There is no scientific reason why energy drinks should not be mixed with alcohol as long as consumers keep in mind that the excessive and irresponsible consumption of alcohol can have adverse effects on the human body and behaviour and that this is due to the alcoholic drink, not the mixer, be it a cola, orange juice, tonic or an energy drink.

There is no indication that energy drinks have any specific effect (negative or positive) related to alcohol consumption. This was confirmed by the UK Governments Committee on Toxicity (2012), which concluded that “the current balance of evidence does not support a harmful toxicological or behavioural interaction between caffeine and alcohol”. The European Food Safety Authority (EFSA, 2015) also found that, based on the available scientific evidence, there is no harmful interaction between alcohol and caffeine from any dietary source, including energy drinks.

In order to play a proactive and responsible role in the debate about energy drinks and alcohol EDE’s Code of Practiceobliges its members to adhere to the following commitments related to the sales and marketing of energy drinks:

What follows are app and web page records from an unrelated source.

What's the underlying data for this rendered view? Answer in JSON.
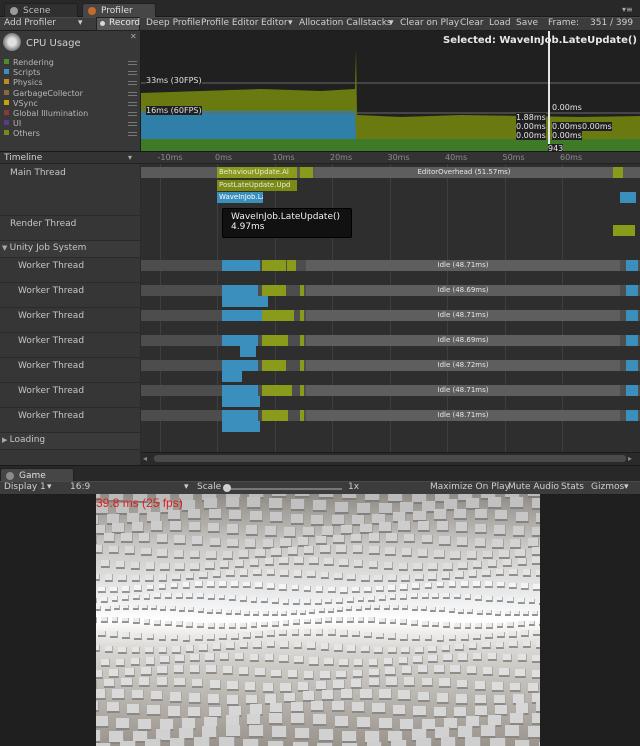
{
  "tabs": {
    "scene": "Scene",
    "profiler": "Profiler"
  },
  "toolbar": {
    "add_profiler": "Add Profiler",
    "record": "Record",
    "deep_profile": "Deep Profile",
    "profile_editor": "Profile Editor",
    "editor": "Editor",
    "allocation_callstacks": "Allocation Callstacks",
    "clear_on_play": "Clear on Play",
    "clear": "Clear",
    "load": "Load",
    "save": "Save",
    "frame_label": "Frame:",
    "frame_value": "351 / 399"
  },
  "cpu": {
    "title": "CPU Usage",
    "legend": [
      {
        "label": "Rendering",
        "color": "#4e8a2e"
      },
      {
        "label": "Scripts",
        "color": "#3a8fbd"
      },
      {
        "label": "Physics",
        "color": "#c08a20"
      },
      {
        "label": "GarbageCollector",
        "color": "#8a6a3a"
      },
      {
        "label": "VSync",
        "color": "#c6a400"
      },
      {
        "label": "Global Illumination",
        "color": "#8a3a3a"
      },
      {
        "label": "UI",
        "color": "#5a3a8a"
      },
      {
        "label": "Others",
        "color": "#7a8a1a"
      }
    ],
    "selected": "Selected: WaveInJob.LateUpdate()",
    "line_30fps": "33ms (30FPS)",
    "line_60fps": "16ms (60FPS)",
    "values": [
      "0.00ms",
      "1.88ms",
      "0.00ms",
      "0.00ms",
      "0.00ms",
      "0.00ms",
      "0.00ms"
    ],
    "frame_marker": "943"
  },
  "timeline": {
    "header": "Timeline",
    "ticks": [
      "-10ms",
      "0ms",
      "10ms",
      "20ms",
      "30ms",
      "40ms",
      "50ms",
      "60ms"
    ],
    "main_thread": "Main Thread",
    "render_thread": "Render Thread",
    "job_system": "Unity Job System",
    "worker": "Worker Thread",
    "loading": "Loading",
    "main_blocks": [
      "BehaviourUpdate.Al",
      "PostLateUpdate.Upd",
      "WaveInJob.LateUpda"
    ],
    "editor_overhead": "EditorOverhead (51.57ms)",
    "worker_idle": [
      "Idle (48.71ms)",
      "Idle (48.69ms)",
      "Idle (48.71ms)",
      "Idle (48.69ms)",
      "Idle (48.72ms)",
      "Idle (48.71ms)",
      "Idle (48.71ms)"
    ],
    "tooltip_title": "WaveInJob.LateUpdate()",
    "tooltip_value": "4.97ms"
  },
  "game": {
    "tab": "Game",
    "display": "Display 1",
    "aspect": "16:9",
    "scale_label": "Scale",
    "scale_value": "1x",
    "maximize": "Maximize On Play",
    "mute": "Mute Audio",
    "stats": "Stats",
    "gizmos": "Gizmos",
    "fps": "39.8 ms (25 fps)"
  }
}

  • Energy drink labels will not promote the mixing with alcohol.
  • EDE members will not make any claims that the consumption of alcohol together with energy drinks counteracts the effects of alcohol.
  • EDE members do not sell any beverages which are a mixture of energy drinks with alcohol. We consider the denomination of such premixed alcoholic beverages as ‘energy drinks’ as misleading.

Are there any side effects?

Energy drinks are food products and are safe to consume. Some consumers may – due to their predisposition – react sensitively on ingredients contained in energy drinks, e.g. caffeine, sugar or vitamins. Some people are sensitive to caffeine and tend to react with headachedizzinessinsomnia or are restless. The ingredients contained in energy drinks are labelled on the can including the caffeine content so that consumers can make informed choices based on what they know is best for them.

Are energy drinks addictive?

No. Energy drinks are neither addictive nor do they contain any addictive substances. The ingredients of energy drinks are found in other foodstuffs and some ingredients occur naturally in the human body. This is also true for taurine, which is present in seafood and found in the human body. There is a consensus that caffeine, which is also a natural ingredient in foodstuffs such as coffee, tea or chocolate, is not addictive. Energy drinks contain about the same amount of caffeine as a cup of coffee.

Can you overdose energy drinks?

Typical energy drinks have a caffeine content of 32 mg per 100 ml. Energy drinks contain about the same amount of caffeine as a cup of home-brewed filter coffee.

In general, the consumption of energy drinks should conform to a person’s intake of caffeine. Many authorities around the world have looked at the effects of caffeine. Health Canada scientists conducted an extensive review of the scientific literature on caffeine (Nawrot et al., 2003). Based on this review, they concluded that the general population of healthy adults is not at risk for potential adverse effects from caffeine if they limit their consumption to 400 mg per day. This has been confirmed by the European Food Safety Authority (EFSA, 2015).

However, EFSA recommends that pregnant and breastfeeding women limit their caffeine intake to 200 mg per day. The rules for the labelling of caffeine-containing beverages are the same across the EU (Food Information to Consumers Regulation (EU) No 1169/2011) Beverages containing more than 150 mg/l must indicate the caffeine content and carry the advisory statement “High caffeine content. Not recommended for children or pregnant or breast-feeding women” followed by the caffeine content in brackets expressed in mg per 100 ml on the label.

Overdose or excessive consumption of any food and beverage is detrimental to health. Even water, when consumed in excess, is harmful. Nutrition experts agree that it is important to consume foods and beverages from many different sources and in moderation. Of course, this is also true for energy drinks, which can be part of a balanced and varied diet as well as a healthy lifestyle. Therefore, it is recommended to consume energy drinks in moderation.